In the records below, find each line with the word "Alert" and copy it.

[SUPPLIED RECORDS — start]

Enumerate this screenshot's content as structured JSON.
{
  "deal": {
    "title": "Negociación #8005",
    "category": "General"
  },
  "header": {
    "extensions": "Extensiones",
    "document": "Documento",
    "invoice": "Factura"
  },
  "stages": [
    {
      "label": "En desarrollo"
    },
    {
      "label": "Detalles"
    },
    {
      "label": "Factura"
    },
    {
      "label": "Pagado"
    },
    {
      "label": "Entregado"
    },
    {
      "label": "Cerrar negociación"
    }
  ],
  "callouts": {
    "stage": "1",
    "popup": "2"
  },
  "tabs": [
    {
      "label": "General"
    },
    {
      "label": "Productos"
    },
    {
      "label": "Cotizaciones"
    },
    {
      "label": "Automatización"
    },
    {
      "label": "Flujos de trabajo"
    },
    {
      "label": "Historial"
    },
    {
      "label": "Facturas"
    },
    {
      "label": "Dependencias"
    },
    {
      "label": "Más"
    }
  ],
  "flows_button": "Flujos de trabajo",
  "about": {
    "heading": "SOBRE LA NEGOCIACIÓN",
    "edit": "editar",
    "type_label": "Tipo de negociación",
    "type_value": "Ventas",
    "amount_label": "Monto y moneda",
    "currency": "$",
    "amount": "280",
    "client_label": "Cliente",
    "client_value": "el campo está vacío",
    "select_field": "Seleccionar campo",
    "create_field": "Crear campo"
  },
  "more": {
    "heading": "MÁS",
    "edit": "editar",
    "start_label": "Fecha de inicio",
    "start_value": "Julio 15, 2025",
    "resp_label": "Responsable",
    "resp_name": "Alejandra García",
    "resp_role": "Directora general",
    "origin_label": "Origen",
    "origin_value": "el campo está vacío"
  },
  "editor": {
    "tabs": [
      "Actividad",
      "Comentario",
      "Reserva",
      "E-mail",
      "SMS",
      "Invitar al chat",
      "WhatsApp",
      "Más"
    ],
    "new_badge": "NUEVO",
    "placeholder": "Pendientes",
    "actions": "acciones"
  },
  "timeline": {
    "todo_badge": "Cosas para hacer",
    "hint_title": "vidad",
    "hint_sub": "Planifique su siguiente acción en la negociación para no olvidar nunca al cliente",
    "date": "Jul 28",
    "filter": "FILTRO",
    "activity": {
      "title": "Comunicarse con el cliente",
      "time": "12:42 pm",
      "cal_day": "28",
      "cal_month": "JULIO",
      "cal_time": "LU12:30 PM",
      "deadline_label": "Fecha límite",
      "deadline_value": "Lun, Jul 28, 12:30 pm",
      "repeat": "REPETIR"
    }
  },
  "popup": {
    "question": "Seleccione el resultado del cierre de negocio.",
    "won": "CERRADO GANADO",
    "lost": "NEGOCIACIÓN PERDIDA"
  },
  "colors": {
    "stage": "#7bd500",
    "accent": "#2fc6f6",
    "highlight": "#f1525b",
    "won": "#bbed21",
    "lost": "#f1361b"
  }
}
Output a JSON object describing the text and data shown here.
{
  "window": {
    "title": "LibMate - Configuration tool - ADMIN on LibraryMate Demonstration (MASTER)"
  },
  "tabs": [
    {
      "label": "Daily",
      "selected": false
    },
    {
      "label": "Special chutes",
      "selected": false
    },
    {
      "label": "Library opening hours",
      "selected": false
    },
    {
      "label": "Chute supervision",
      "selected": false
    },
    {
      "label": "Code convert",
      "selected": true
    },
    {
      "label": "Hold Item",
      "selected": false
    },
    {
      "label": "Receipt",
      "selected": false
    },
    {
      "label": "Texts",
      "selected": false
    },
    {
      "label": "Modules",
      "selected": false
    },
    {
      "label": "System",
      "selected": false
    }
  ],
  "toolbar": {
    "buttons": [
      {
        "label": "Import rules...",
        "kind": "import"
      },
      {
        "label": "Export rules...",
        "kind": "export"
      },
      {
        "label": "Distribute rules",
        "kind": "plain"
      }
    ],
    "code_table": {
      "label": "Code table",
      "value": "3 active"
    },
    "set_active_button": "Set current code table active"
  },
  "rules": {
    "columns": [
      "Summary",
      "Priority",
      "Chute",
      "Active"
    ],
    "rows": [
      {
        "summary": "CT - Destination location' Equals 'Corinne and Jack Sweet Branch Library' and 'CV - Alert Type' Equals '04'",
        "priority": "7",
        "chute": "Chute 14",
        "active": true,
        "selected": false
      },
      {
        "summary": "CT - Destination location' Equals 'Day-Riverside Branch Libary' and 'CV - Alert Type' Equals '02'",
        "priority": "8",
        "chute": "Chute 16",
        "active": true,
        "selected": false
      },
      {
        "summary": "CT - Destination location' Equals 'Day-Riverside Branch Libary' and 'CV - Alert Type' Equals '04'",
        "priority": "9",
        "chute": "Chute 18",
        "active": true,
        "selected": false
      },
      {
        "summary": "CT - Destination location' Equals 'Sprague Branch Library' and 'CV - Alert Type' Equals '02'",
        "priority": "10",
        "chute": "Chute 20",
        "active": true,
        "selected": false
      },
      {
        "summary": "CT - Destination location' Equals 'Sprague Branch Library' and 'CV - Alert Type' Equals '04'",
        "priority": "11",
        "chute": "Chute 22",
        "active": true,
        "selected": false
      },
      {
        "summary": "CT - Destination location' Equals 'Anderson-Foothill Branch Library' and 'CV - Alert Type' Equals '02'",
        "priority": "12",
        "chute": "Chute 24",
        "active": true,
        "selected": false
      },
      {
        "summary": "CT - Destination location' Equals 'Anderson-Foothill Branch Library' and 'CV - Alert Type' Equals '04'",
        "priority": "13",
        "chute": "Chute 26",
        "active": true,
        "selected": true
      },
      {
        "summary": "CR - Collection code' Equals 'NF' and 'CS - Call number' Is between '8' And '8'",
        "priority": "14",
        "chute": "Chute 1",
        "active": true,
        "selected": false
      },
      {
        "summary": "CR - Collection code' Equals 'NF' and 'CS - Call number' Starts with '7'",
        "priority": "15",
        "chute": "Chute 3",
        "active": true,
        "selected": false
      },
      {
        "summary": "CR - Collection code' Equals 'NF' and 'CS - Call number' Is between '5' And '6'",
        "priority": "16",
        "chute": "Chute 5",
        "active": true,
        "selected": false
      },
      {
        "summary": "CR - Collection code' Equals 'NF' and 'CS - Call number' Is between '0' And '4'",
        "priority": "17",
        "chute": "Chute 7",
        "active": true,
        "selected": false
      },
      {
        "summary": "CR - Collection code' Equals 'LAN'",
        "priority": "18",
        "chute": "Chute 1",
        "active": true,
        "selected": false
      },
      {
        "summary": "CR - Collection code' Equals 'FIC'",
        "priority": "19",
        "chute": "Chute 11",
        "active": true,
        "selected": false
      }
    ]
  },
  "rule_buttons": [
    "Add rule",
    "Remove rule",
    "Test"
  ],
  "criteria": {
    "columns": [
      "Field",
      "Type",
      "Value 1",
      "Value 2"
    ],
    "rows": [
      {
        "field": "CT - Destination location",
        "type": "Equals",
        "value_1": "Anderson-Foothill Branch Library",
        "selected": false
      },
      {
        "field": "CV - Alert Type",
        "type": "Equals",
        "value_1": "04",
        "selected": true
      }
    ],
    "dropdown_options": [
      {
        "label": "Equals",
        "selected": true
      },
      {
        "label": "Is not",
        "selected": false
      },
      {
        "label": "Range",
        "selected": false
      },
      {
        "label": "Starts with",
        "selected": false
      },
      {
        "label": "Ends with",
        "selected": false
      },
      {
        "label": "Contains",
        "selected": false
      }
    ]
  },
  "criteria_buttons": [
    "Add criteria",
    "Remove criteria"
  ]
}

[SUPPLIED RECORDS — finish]

### SOLUTION
        "summary": "CT - Destination location' Equals 'Corinne and Jack Sweet Branch Library' and 'CV - Alert Type' Equals '04'",
        "summary": "CT - Destination location' Equals 'Day-Riverside Branch Libary' and 'CV - Alert Type' Equals '02'",
        "summary": "CT - Destination location' Equals 'Day-Riverside Branch Libary' and 'CV - Alert Type' Equals '04'",
        "summary": "CT - Destination location' Equals 'Sprague Branch Library' and 'CV - Alert Type' Equals '02'",
        "summary": "CT - Destination location' Equals 'Sprague Branch Library' and 'CV - Alert Type' Equals '04'",
        "summary": "CT - Destination location' Equals 'Anderson-Foothill Branch Library' and 'CV - Alert Type' Equals '02'",
        "summary": "CT - Destination location' Equals 'Anderson-Foothill Branch Library' and 'CV - Alert Type' Equals '04'",
        "field": "CV - Alert Type",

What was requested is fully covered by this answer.